Naturalization Through Military Duty
“My fellow Americans, ask not what your country can do for you, ask what you can do for your country.”
– John F. Kennedy’s Inaugural Address, January 20, 1961
Legacy Immigration has a “soft spot” for active duty and former military members. We are thankful for their service and allowing us the right to live in freedom. We have dedicated one webpage to describe the special immigration relief for our military members.
LAWFUL PERMANENT RESIDENCE
The Immigration and Nationality Act (INA) affords benefits to the spouse, parent or child of a member of the armed forces who died in combat. There is a legal definition for “died as a result of injury or disease incurred in or aggravated by combat” defined as:
- The death is attributable to an injury or disease for which the member was awarded the Purple Heart; or
- The death resulted from an injury or disease that was incurred or aggravated:
1. As a result of armed conflict;
2. While engaged in hazardous service;
3. In the performance of duty under conditions simulating war; or
4. Through an instrumentality of war.
For U.S. Citizen Service Members, the law permits self-petitions by the spouse, parent or child of a U.S. citizen who served honorably in the Armed Forces and “died as a result of injury or disease incurred in or aggravated by combat” as long as the petition is filed within 2 years of the U.S. citizen’s death.
The spouse may not have been legally separated at the time of the spouse’s death and may not remarry during the petition process. A child may apply even if he or she turns 21 or marries after the U.S. citizen’s death.
For Posthumous U.S. Citizen Service Members, a spouse, parent or child of an LPR who honorably served, “died as a result of injury or disease incurred in or aggravated by combat,” and who posthumously became a U.S. citizen, can self-petition as an immediate relative if filed within 2 years of the LPR’s death. The spouse, parent, or child is also eligible for Deferred Action, Advance Parole and work authorization.
Posthumous U.S. Citizen Service Member Citizenship. A spouse, parent or child of a U.S. citizen who served honorably in active duty status, who “died as a result of injury or disease incurred in or aggravated by combat,” and who was granted posthumous citizenship may adjust his or her status to LPR if the adjustment application was filed prior to the U.S. citizen’s death.
Expedited Naturalization for Service Members. The Immigration and Nationality Act (INA) allows current members of the U.S. armed forces and recently discharged service members to have their naturalization application expedited. Generally, qualifying military service includes service with any of the following: Army, Navy, Air Force, Marine Corps, Coast Guard and National Guard. In addition, spouses of members of the U.S. armed forces who are or will be deployed may also be eligible for expedited naturalization.

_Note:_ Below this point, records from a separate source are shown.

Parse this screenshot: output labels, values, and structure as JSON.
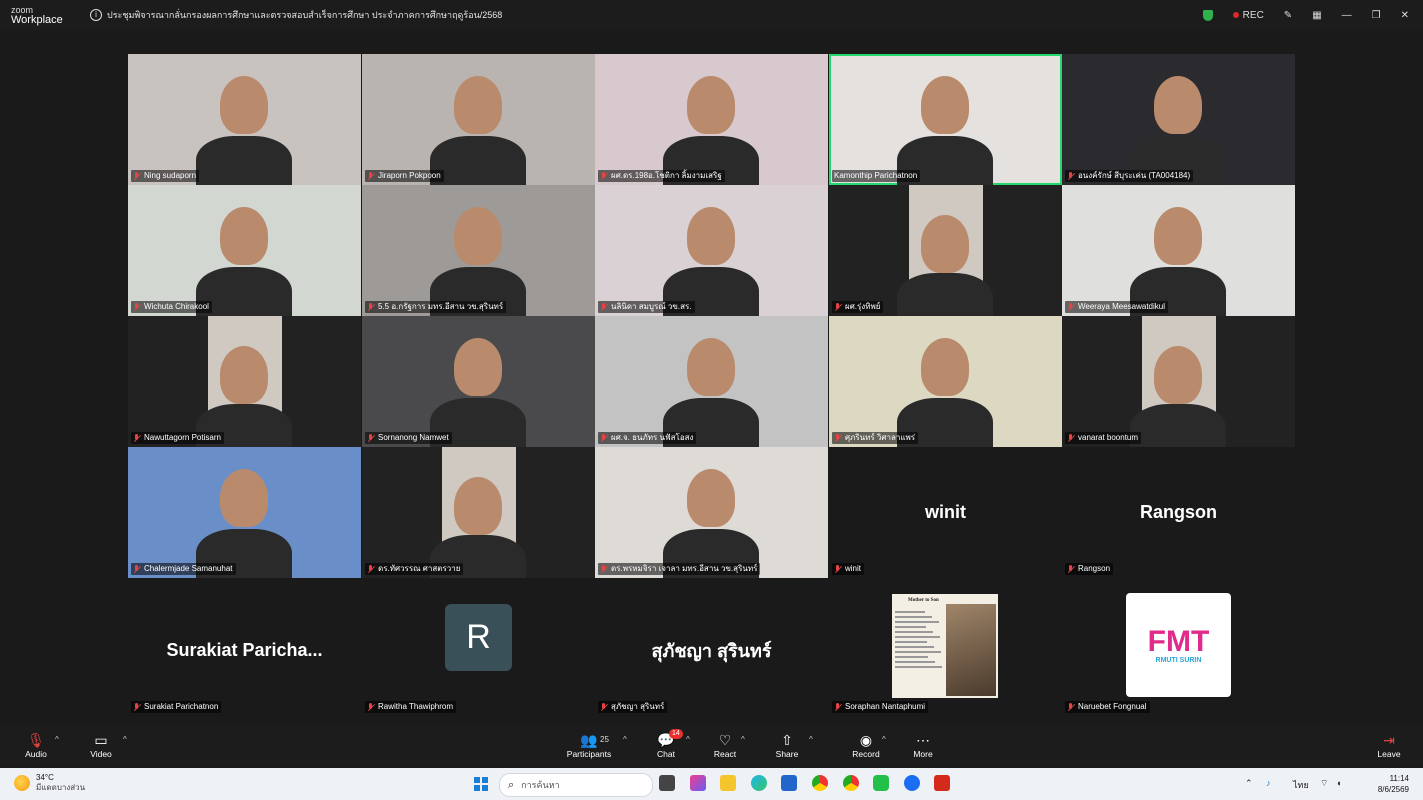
{
  "titlebar": {
    "app_small": "zoom",
    "app_name": "Workplace",
    "meeting_title": "ประชุมพิจารณากลั่นกรองผลการศึกษาและตรวจสอบสำเร็จการศึกษา ประจำภาคการศึกษาฤดูร้อน/2568",
    "rec_label": "REC"
  },
  "participants": [
    {
      "name": "Ning sudaporn",
      "muted": true,
      "active": false,
      "bg": "#c9c3c0"
    },
    {
      "name": "Jiraporn Pokpoon",
      "muted": true,
      "active": false,
      "bg": "#b9b4b0"
    },
    {
      "name": "ผศ.ดร.198อ.โชติกา ลิ้มงามเสริฐ",
      "muted": true,
      "active": false,
      "bg": "#d7c9cd"
    },
    {
      "name": "Kamonthip Parichatnon",
      "muted": false,
      "active": true,
      "bg": "#e4e1df"
    },
    {
      "name": "อนงค์รักษ์ สีบุระเค่น (TA004184)",
      "muted": true,
      "active": false,
      "bg": "#2b2b2f"
    },
    {
      "name": "Wichuta Chirakool",
      "muted": true,
      "active": false,
      "bg": "#d2d7d2"
    },
    {
      "name": "5.5 อ.กรัฐการ มทร.อีสาน วข.สุรินทร์",
      "muted": true,
      "active": false,
      "bg": "#9e9a97"
    },
    {
      "name": "นลินิดา สมบูรณ์ วข.สร.",
      "muted": true,
      "active": false,
      "bg": "#d9d1d3"
    },
    {
      "name": "ผศ.รุ่งทิพย์",
      "muted": true,
      "active": false,
      "bg": "#222222"
    },
    {
      "name": "Weeraya Meesawatdikul",
      "muted": true,
      "active": false,
      "bg": "#dfe0dd"
    },
    {
      "name": "Nawuttagorn Potisarn",
      "muted": true,
      "active": false,
      "bg": "#222222"
    },
    {
      "name": "Sornanong Namwet",
      "muted": true,
      "active": false,
      "bg": "#4a4a4c"
    },
    {
      "name": "ผศ.จ. ธนภัทร นฟัสโอสง",
      "muted": true,
      "active": false,
      "bg": "#c3c3c3"
    },
    {
      "name": "ศุภรินทร์ วิศาลาแพร่",
      "muted": true,
      "active": false,
      "bg": "#dcd8c2"
    },
    {
      "name": "vanarat boontum",
      "muted": true,
      "active": false,
      "bg": "#222222"
    },
    {
      "name": "Chalermjade Samanuhat",
      "muted": true,
      "active": false,
      "bg": "#6a8fc8"
    },
    {
      "name": "ดร.ทัศวรรณ ศาสตรวาย",
      "muted": true,
      "active": false,
      "bg": "#222222"
    },
    {
      "name": "ดร.พรหมจิรา เจาลา มทร.อีสาน วข.สุรินทร์",
      "muted": true,
      "active": false,
      "bg": "#dedad6"
    },
    {
      "name": "winit",
      "muted": true,
      "active": false,
      "bg": "#1a1a1a",
      "display": "winit"
    },
    {
      "name": "Rangson",
      "muted": true,
      "active": false,
      "bg": "#1a1a1a",
      "display": "Rangson"
    },
    {
      "name": "Surakiat Parichatnon",
      "muted": true,
      "active": false,
      "bg": "#1a1a1a",
      "display": "Surakiat  Paricha..."
    },
    {
      "name": "Rawitha Thawiphrom",
      "muted": true,
      "active": false,
      "bg": "#1a1a1a",
      "avatar_letter": "R"
    },
    {
      "name": "สุภัชญา สุรินทร์",
      "muted": true,
      "active": false,
      "bg": "#1a1a1a",
      "display": "สุภัชญา สุรินทร์"
    },
    {
      "name": "Soraphan Nantaphumi",
      "muted": true,
      "active": false,
      "bg": "#1a1a1a",
      "poem_title": "Mother to Son"
    },
    {
      "name": "Naruebet Fongnual",
      "muted": true,
      "active": false,
      "bg": "#1a1a1a",
      "logo_text": "FMT",
      "logo_sub": "RMUTI SURIN"
    }
  ],
  "toolbar": {
    "audio": "Audio",
    "video": "Video",
    "participants": "Participants",
    "participants_count": "25",
    "chat": "Chat",
    "chat_badge": "14",
    "react": "React",
    "share": "Share",
    "record": "Record",
    "more": "More",
    "leave": "Leave"
  },
  "taskbar": {
    "temperature": "34°C",
    "weather_desc": "มีแดดบางส่วน",
    "search_placeholder": "การค้นหา",
    "language": "ไทย",
    "time": "11:14",
    "date": "8/6/2569"
  }
}
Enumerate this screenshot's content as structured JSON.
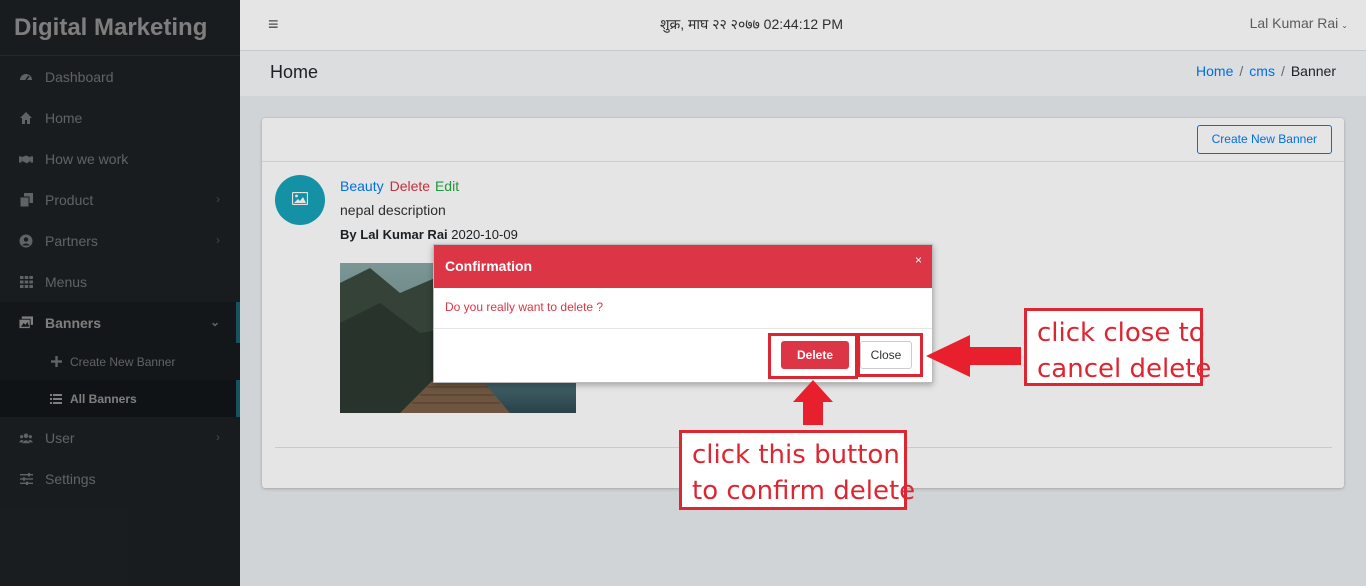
{
  "app": {
    "brand": "Digital Marketing"
  },
  "sidebar": {
    "items": [
      {
        "label": "Dashboard",
        "icon": "dashboard-icon",
        "has_children": false
      },
      {
        "label": "Home",
        "icon": "home-icon",
        "has_children": false
      },
      {
        "label": "How we work",
        "icon": "handshake-icon",
        "has_children": false
      },
      {
        "label": "Product",
        "icon": "copy-icon",
        "has_children": true
      },
      {
        "label": "Partners",
        "icon": "user-circle-icon",
        "has_children": true
      },
      {
        "label": "Menus",
        "icon": "grid-icon",
        "has_children": false
      },
      {
        "label": "Banners",
        "icon": "images-icon",
        "has_children": true,
        "expanded": true
      },
      {
        "label": "User",
        "icon": "users-icon",
        "has_children": true
      },
      {
        "label": "Settings",
        "icon": "sliders-icon",
        "has_children": false
      }
    ],
    "banners_children": [
      {
        "label": "Create New Banner",
        "icon": "plus-icon"
      },
      {
        "label": "All Banners",
        "icon": "list-icon",
        "active": true
      }
    ]
  },
  "header": {
    "menu_icon": "hamburger-icon",
    "datetime": "शुक्र, माघ २२ २०७७ 02:44:12 PM",
    "user": "Lal Kumar Rai"
  },
  "content_header": {
    "title": "Home",
    "breadcrumb": [
      "Home",
      "cms",
      "Banner"
    ]
  },
  "card": {
    "create_button": "Create New Banner",
    "post": {
      "category": "Beauty",
      "delete_label": "Delete",
      "edit_label": "Edit",
      "description": "nepal description",
      "by_prefix": "By",
      "author": "Lal Kumar Rai",
      "date": "2020-10-09"
    }
  },
  "modal": {
    "title": "Confirmation",
    "close_x": "×",
    "message": "Do you really want to delete ?",
    "delete_button": "Delete",
    "close_button": "Close"
  },
  "annotations": {
    "close_note": [
      "click close to",
      "cancel delete"
    ],
    "delete_note": [
      "click this button",
      "to confirm delete"
    ]
  },
  "colors": {
    "sidebar_bg": "#343a40",
    "accent": "#2fa6c6",
    "danger": "#dc3545",
    "primary": "#007bff",
    "success": "#28a745",
    "annotation_red": "#dc2632"
  }
}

To Qualify, the applicant must prove:
- Good moral character,
- Knowledge of the English language,
- Knowledge of U.S. government and history (civics), and
- Attachment to the United States by taking an Oath of Allegiance to the U.S. Constitution.
Unlike other applicants for naturalization, military members do not need to prove:
- the continuous residency requirement
- the physical presence requirement
- applications, interviews and ceremonies are available overseas to members of the U.S. armed forces and certain “command-sponsored” spouses
- Spouses of members of the armed forces living in marital union abroad are also exempt from the residence and physical presence requirement
- Children of members of the armed forces living with their parent abroad who is under lawful military orders are also exempt from the physical presence requirement AND the lawful admission and maintenance of lawful status (e.g. child does not need to be an LPR and the parent need not be physical present in the U.S.)
- where a person honorably served in time of war or declared hostilities during a period designated by the President through Executive Order, LPR status is not required. This means that an applicant in undocumented status can obtain citizenship
- LPR status is also not required for posthumous citizenship due to military service
However, a person who obtains U.S. citizenship through his or her military service and separates from the military under “other than honorable conditions” before completing five years of honorable service may have his or her citizenship revoked.
How We Can Help:
- Prepare the N-400, Application for Naturalization for applicant and applicant’s spouse and children
- Once the military member is naturalized in an expedited manner, we can file the green card applications for parents and siblings
- Assist with obtaining the Certificate of Military or Naval Service
- Request expedited filing with USCIS
- Correspond with USCIS regarding any collateral issues
Please give us a call to discuss your case. In-person consultations are available Monday through Friday from 8:00 am to 8:00 pm and Saturdays from 8:00 am to 5:00 pm. Please call our office at 301.529.1912 or complete the form below. Please be sure to provide a timeline of events along with details of your entire immigration history./strong>